Search the records for the word "image" and report each line that has it.
Records shown Start Marker
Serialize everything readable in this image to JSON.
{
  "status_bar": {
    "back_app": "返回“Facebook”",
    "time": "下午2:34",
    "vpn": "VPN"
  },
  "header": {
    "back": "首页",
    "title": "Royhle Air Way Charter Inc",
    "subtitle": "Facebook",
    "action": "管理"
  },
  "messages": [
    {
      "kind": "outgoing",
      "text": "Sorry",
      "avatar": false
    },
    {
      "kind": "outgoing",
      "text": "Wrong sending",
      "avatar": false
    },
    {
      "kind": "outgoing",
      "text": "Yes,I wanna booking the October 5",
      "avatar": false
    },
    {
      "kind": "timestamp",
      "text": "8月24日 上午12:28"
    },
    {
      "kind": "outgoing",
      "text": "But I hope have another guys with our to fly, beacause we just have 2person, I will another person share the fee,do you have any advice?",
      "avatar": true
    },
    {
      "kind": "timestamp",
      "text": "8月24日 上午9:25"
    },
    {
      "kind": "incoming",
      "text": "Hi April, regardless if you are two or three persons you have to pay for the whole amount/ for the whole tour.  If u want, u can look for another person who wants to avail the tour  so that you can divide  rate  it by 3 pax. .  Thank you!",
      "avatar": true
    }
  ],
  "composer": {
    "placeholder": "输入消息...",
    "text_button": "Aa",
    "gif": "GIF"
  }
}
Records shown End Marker
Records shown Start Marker
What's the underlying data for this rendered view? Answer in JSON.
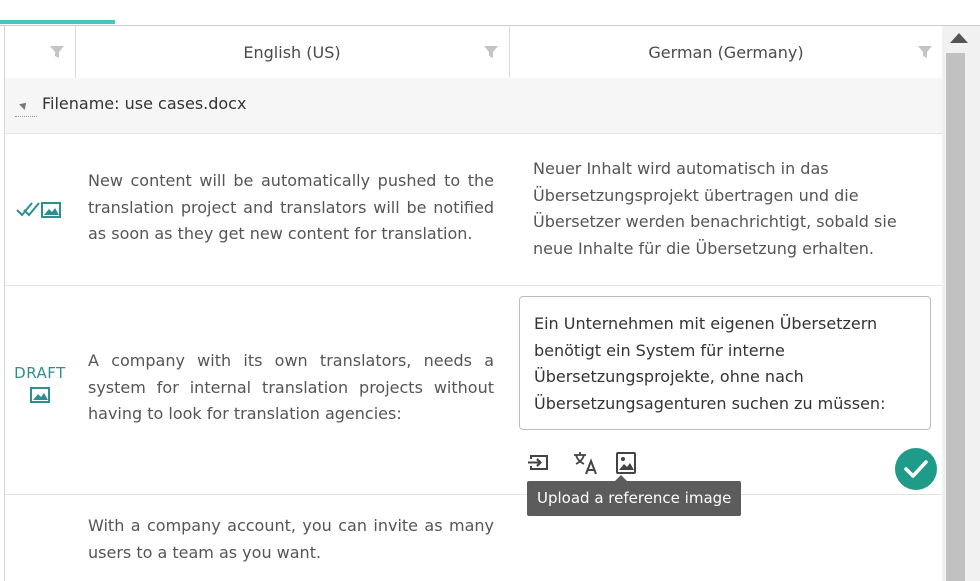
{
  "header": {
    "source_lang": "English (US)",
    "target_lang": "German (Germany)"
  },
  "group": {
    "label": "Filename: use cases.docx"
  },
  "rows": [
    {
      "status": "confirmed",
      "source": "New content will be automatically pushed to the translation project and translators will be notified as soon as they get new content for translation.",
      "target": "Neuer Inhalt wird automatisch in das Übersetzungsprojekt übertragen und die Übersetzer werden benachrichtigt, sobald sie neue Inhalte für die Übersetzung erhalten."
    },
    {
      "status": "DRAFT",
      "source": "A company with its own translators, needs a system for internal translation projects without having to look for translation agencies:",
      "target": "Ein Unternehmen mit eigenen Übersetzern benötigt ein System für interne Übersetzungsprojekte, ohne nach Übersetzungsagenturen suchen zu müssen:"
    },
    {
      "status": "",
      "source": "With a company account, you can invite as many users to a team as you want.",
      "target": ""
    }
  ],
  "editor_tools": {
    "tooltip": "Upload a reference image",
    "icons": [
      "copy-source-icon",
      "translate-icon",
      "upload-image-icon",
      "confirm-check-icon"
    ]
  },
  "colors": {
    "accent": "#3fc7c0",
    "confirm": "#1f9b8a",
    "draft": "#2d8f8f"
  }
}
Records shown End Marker
-- Result for this task --
Serialize everything readable in this image to JSON.
    "tooltip": "Upload a reference image",
      "upload-image-icon",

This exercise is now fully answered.